Task goal: From the records, return each line that has the word "скорость" in it.

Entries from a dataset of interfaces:
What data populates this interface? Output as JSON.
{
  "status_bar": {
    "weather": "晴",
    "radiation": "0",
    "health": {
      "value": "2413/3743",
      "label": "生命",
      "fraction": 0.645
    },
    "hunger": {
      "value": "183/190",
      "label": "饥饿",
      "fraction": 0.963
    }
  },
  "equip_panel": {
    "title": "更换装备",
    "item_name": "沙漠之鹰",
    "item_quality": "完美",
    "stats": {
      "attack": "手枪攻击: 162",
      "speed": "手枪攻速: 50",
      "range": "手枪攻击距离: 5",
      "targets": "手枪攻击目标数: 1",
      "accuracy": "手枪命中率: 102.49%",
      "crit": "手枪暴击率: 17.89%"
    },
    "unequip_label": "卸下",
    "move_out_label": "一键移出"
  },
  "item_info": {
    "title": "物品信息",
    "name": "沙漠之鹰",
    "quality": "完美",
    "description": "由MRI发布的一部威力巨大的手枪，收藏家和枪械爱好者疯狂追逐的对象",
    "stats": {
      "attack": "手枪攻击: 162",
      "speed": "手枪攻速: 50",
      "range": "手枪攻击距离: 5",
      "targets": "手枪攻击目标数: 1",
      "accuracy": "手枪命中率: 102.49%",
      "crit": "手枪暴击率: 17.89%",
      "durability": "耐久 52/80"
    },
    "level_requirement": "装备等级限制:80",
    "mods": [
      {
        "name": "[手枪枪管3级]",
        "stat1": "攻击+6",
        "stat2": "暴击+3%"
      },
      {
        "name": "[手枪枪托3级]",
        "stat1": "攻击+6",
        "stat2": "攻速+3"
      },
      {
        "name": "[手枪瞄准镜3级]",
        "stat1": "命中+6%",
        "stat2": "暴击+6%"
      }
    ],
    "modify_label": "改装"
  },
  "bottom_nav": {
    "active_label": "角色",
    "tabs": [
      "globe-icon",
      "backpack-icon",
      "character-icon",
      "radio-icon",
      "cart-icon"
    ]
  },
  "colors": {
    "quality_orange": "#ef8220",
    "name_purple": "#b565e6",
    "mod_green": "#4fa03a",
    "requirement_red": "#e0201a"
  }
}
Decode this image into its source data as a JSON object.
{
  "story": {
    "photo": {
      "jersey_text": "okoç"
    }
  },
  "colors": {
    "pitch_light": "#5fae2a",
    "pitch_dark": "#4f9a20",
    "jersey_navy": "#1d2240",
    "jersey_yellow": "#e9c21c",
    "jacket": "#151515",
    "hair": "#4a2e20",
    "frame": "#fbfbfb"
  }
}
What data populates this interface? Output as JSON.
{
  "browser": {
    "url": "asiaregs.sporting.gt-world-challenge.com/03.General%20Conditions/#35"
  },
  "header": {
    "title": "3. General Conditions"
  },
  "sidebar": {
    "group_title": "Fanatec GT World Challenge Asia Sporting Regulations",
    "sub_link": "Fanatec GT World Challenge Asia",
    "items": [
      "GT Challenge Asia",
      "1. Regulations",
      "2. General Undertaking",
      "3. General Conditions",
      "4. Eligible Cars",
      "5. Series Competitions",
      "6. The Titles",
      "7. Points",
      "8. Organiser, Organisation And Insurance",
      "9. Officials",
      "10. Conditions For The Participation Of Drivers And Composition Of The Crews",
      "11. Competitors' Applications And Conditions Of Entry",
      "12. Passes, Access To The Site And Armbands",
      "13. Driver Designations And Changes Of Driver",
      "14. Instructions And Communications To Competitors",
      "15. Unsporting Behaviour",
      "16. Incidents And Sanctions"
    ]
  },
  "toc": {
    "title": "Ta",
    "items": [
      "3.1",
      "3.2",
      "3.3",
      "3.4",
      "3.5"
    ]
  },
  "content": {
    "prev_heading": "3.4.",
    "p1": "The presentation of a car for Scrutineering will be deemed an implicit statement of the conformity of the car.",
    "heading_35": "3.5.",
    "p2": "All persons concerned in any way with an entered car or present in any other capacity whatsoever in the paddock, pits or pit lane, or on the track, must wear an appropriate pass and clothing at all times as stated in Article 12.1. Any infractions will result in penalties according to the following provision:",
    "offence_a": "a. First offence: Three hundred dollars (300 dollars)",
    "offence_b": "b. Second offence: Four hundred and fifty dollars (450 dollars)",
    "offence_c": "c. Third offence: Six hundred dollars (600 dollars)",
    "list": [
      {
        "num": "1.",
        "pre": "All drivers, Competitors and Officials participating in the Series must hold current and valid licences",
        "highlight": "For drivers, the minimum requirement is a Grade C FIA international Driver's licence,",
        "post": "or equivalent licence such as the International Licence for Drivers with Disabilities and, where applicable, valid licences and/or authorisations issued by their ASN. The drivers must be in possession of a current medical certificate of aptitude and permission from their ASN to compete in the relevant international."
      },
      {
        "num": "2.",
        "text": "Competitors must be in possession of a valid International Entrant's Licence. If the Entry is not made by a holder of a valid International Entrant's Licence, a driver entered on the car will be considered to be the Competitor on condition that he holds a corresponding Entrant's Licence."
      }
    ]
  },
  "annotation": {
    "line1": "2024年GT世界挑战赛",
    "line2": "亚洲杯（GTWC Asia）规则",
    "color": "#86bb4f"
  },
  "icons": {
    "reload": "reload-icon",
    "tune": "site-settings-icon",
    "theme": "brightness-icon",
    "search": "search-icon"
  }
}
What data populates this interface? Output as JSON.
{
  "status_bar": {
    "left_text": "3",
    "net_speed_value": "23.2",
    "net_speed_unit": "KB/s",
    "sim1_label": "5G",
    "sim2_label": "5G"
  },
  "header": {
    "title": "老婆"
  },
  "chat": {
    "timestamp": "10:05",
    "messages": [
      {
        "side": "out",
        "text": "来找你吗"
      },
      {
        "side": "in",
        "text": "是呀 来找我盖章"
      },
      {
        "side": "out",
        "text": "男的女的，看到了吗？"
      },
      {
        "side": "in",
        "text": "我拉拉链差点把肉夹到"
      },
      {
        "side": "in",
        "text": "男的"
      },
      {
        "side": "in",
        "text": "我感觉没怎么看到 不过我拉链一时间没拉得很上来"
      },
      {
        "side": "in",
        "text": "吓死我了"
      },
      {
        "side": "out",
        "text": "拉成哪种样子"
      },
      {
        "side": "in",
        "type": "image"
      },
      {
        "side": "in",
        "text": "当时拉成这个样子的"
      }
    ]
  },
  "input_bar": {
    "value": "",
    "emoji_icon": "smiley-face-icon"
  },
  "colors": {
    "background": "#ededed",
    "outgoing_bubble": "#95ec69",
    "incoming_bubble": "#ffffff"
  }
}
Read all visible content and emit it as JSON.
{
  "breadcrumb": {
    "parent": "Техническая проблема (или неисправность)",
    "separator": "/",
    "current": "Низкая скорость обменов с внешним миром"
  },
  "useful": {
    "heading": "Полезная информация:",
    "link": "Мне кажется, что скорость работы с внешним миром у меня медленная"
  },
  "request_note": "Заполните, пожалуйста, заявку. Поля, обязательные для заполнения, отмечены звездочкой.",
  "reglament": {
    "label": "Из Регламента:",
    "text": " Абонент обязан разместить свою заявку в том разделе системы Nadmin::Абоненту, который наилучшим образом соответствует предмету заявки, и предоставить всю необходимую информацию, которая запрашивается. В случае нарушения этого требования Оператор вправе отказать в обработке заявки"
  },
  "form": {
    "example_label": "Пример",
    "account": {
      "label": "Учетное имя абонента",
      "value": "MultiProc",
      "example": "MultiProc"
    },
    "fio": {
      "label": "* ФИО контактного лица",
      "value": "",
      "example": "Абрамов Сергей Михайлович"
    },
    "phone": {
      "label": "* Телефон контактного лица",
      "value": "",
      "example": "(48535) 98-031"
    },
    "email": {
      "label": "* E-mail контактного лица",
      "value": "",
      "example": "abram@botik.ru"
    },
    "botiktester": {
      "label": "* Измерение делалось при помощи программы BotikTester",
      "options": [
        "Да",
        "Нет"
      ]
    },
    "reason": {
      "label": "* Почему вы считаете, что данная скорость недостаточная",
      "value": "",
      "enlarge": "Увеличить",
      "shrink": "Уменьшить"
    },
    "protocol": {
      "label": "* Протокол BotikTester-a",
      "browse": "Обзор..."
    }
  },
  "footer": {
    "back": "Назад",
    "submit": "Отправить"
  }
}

Answer space:
    "current": "Низкая скорость обменов с внешним миром"
    "link": "Мне кажется, что скорость работы с внешним миром у меня медленная"
      "label": "* Почему вы считаете, что данная скорость недостаточная",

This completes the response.